_Problem to solve_
Search the entries for the word "settings" and return every line where it is found.

== Records for this task

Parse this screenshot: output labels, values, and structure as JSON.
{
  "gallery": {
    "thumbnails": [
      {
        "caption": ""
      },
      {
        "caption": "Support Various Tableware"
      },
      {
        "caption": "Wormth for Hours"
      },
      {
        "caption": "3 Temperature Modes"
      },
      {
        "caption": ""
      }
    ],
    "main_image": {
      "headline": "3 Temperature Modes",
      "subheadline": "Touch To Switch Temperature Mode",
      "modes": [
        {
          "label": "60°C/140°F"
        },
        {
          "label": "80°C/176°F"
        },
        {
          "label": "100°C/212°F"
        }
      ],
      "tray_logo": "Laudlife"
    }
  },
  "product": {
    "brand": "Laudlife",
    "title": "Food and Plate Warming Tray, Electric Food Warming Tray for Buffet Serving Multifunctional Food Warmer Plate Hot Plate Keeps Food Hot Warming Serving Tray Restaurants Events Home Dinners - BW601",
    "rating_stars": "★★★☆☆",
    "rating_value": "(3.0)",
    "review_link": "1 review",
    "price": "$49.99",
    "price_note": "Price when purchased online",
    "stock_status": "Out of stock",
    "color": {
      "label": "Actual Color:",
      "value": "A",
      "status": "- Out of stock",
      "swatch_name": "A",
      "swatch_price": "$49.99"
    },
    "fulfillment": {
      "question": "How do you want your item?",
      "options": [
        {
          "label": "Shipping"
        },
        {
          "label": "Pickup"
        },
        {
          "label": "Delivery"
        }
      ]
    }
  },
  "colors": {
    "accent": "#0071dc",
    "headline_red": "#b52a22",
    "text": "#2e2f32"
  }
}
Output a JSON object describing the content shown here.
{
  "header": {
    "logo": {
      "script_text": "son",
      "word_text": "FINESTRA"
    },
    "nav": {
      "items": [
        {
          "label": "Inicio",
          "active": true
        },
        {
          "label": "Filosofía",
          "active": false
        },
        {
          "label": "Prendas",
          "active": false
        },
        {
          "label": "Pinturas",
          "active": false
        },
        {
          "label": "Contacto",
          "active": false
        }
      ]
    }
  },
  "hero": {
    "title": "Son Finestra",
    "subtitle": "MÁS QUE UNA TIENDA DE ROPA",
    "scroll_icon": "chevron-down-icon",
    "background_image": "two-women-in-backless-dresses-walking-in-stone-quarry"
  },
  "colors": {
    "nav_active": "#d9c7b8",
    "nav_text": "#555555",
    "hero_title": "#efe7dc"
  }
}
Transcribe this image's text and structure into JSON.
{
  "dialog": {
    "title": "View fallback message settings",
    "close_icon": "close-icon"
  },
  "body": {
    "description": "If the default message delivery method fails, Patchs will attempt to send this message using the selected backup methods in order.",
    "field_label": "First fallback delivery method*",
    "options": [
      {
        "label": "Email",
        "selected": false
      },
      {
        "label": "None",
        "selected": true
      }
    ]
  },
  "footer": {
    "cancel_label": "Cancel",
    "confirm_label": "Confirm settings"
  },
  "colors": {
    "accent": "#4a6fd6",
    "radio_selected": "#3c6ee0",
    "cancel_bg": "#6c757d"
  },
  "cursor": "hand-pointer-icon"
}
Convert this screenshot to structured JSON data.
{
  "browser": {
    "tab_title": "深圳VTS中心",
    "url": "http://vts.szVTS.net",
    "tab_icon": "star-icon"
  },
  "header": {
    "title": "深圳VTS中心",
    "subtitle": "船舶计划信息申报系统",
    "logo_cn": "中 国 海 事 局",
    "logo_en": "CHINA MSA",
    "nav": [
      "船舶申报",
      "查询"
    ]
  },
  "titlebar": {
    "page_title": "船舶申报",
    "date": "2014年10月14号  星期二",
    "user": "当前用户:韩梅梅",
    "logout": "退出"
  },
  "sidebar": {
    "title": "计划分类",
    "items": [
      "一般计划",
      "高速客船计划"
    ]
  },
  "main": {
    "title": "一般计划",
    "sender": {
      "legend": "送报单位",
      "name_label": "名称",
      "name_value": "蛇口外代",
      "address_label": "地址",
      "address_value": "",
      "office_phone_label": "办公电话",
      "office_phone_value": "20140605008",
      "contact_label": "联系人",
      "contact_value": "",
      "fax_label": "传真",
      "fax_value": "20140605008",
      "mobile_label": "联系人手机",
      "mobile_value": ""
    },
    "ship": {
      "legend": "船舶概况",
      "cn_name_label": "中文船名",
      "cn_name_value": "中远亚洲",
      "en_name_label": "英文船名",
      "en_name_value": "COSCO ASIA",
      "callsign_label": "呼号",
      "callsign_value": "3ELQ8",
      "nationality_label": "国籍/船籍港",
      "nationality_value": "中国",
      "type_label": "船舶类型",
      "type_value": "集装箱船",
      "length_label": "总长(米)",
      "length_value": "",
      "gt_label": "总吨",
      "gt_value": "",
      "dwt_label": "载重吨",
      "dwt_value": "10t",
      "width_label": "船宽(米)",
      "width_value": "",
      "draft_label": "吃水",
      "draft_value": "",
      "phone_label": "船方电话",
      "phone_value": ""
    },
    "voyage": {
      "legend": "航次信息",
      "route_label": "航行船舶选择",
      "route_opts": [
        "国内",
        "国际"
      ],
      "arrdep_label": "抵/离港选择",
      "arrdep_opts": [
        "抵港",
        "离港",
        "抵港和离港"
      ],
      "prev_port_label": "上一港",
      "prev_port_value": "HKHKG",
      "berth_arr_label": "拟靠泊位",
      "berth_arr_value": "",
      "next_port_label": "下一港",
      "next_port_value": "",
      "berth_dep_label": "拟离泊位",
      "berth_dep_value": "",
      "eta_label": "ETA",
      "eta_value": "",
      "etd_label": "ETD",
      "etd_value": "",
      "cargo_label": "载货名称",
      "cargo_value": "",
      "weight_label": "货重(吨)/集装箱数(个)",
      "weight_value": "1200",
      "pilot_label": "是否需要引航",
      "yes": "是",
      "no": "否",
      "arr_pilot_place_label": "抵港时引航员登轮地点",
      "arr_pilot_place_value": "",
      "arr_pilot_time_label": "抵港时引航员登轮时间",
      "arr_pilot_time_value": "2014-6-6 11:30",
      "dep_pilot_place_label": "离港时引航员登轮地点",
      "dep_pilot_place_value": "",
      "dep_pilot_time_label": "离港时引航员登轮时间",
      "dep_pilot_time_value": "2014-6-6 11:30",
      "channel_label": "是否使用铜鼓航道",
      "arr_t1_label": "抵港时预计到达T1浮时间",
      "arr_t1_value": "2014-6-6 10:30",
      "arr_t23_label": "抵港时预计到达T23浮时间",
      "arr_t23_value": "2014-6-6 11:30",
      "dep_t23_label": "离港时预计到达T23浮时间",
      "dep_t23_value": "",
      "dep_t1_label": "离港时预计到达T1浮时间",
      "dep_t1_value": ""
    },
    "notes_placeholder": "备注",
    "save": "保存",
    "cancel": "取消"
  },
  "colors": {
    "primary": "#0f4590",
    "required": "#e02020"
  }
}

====

_Result of this task_
    "title": "View fallback message settings",
    "confirm_label": "Confirm settings"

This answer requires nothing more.